Members of the House Armed Services unanimously passed an amendment Wednesday to the 2021 defense policy bill that would ban the display of the Confederate battle flag on all Defense Department properties.
The move comes after the Marine Corps announced in June it would no longer allow display of the symbol on its installations, including depictions on privately owned vehicles, T-shirts, coffee mugs, lockers, office cubicles and elsewhere.
The amendment to the House version of the National Defense Authorization Act was offered by Rep. Anthony Brown, D-Maryland., a retired Army Reserve colonel who served in the Iraq War.
It would prohibit display of the flag on all installations, workplaces and common and public areas, including the front yards and porches of government and privately managed military housing.
Exceptions would include museums on bases that showcase Civil War history; historical displays of Civil War battles in which the flag is not a main focus of the display; and state flags that incorporate the Confederate battle flag.
Brown said the flag and related symbols "have no place in our military."

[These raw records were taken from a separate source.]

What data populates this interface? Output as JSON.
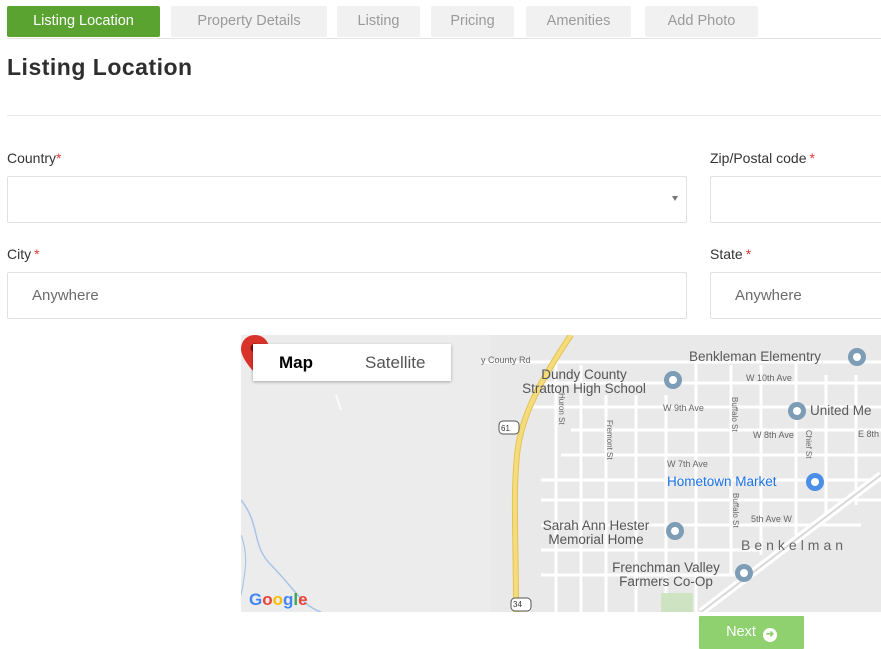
{
  "tabs": [
    {
      "label": "Listing Location",
      "active": true
    },
    {
      "label": "Property Details",
      "active": false
    },
    {
      "label": "Listing",
      "active": false
    },
    {
      "label": "Pricing",
      "active": false
    },
    {
      "label": "Amenities",
      "active": false
    },
    {
      "label": "Add Photo",
      "active": false
    }
  ],
  "page_title": "Listing Location",
  "form": {
    "country_label": "Country",
    "country_value": "",
    "zip_label": "Zip/Postal code",
    "city_label": "City",
    "city_value": "Anywhere",
    "state_label": "State",
    "state_value": "Anywhere",
    "required_mark": "*"
  },
  "map": {
    "type_map": "Map",
    "type_satellite": "Satellite",
    "attribution": "Google",
    "labels": {
      "county_rd": "y County Rd",
      "benkleman_elementary": "Benkleman Elementry",
      "dundy_county_1": "Dundy County",
      "dundy_county_2": "Stratton High School",
      "w10": "W 10th Ave",
      "w9": "W 9th Ave",
      "united": "United Me",
      "w8": "W 8th Ave",
      "e8": "E 8th",
      "w7": "W 7th Ave",
      "hometown": "Hometown Market",
      "fifth": "5th Ave W",
      "sarah_1": "Sarah Ann Hester",
      "sarah_2": "Memorial Home",
      "town": "Benkelman",
      "frenchman_1": "Frenchman Valley",
      "frenchman_2": "Farmers Co-Op",
      "route61": "61",
      "route34": "34",
      "huron": "Huron St",
      "fremont": "Fremont St",
      "buffalo": "Buffalo St",
      "chief": "Chief St",
      "buffalo2": "Buffalo St"
    },
    "colors": {
      "road_major": "#f2d56b",
      "pin": "#d9322a",
      "poi": "#7d9cb5",
      "market": "#4a8ee8"
    }
  },
  "next_label": "Next",
  "colors": {
    "accent": "#5ba331",
    "next_bg": "#8fd16f",
    "required": "#e03b3b"
  }
}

"Recent, tragic events have underscored how much farther we have to go to heal the racial divisions that have plagued this country since our founding. Prohibiting the display of the Confederate flag - a symbol that for so many represents white supremacy, oppression and terror - on Department of Defense installations is an important step in that reckoning," Brown said in a release.
Army officials said last month they were reviewing the Marine Corps' and Navy's policies restricting the Confederate flag, but have not made a decision. The service also is weighing whether to change the names of 10 posts named for Confederate leaders.
U.S. Forces Korea already has banned display of the flag, originally the battle flag of the Army of Northern Virginia.
"The Confederate Battle Flag does not represent the values of U.S. forces assigned to serve in the Republic of Korea," Army Gen. Robert B. "Abe" Abrams tweeted on June 15. "While I acknowledge some might view it as a symbol of regional pride, many others in our force see it as a painful reminder of hate, bigotry, treason and a devaluation of humanity."
Another of Brown's amendments that garnered more debate during the markup of the proposed fiscal 2021 National Defense Authorization Act was a measure that would require DoD to rename military installations and real property named for Confederate military personnel.
Under Brown's amendment, DoD would have to change the names within one year of the law being signed.
Rep. Mac Thornberry of Texas, the ranking Republican on the committee, proposed an alternative amendment, requiring DoD to conduct an assessment of installations within a year to determine whether they should be renamed.
Thornberry said that while he personally thinks the bases should be renamed, Americans should be able to weigh in.
"Rather than just decide ourselves and dictate to the country, if we can prod discussion, encourage that self-examination, it's going to have deeper, longer-lasting effects," Thornberry said.
Brown said he agrees that a year is long enough to decide the names and change them.
"These are officers that led a confederacy in rebellion to our country that represent the defense of slavery and that institution," said Brown, adding that he was assigned to Fort Rucker, Ala.; Fort Bragg, North Carolina; Fort Benning, Georgia; and other posts named for Confederates. "I know today and Americans know today that these installations are named for officers that upheld that peculiar institution that inflicted so much pain and suffering on black people in America. You don't need a year of consultation for that."
The committee took a roll call vote to decide whether to include the base renaming amendment in its final version. The amendment was approved 33-23, with two Republicans voting for it, Rep. Don Bacon of Nebraska, who cosponsored the measure, and Rep. Paul Mitchell of Michigan.
The House bill currently under debate contains several other provisions designed to improve diversity and promote equality in the ranks.
They include funding for five Historically Black Colleges and Universities to increase the size of their Reserve Officer Training Corps programs, scholarship money for minority institutions to encourage students to enter math, science and engineering fields, studies on the racial makeup of the services' officer ranks and a measure to strip identifying information from records going before promotion boards.
President Donald Trump has threatened to veto the bill if it contained any provision to rename military bases that honor Confederate commanders.
Making his opinions known on Twitter Tuesday, Trump wrote he "will Veto the Defense Authorization Bill if the Elizabeth 'Pocahontas' Warren (of all people!) Amendment, which will lead to the renaming (plus other bad things!) of Fort Bragg, Fort Robert E. Lee, and many other Military Bases from which we won Two World Wars, is in the Bill!"
Debate continues Wednesday in the House. The bill will have to be approved by the entire House and be reconciled with the Senate's version of the bill before it can go to the president's desk for signature.
The Senate's bill contains a slightly more moderate provision: it would require the Department of Defense to form a commission to develop a plan for identifying, modifying or removing names, symbols, displays and monuments that commemorate the Confederacy or any person who served for the Confederate States of America.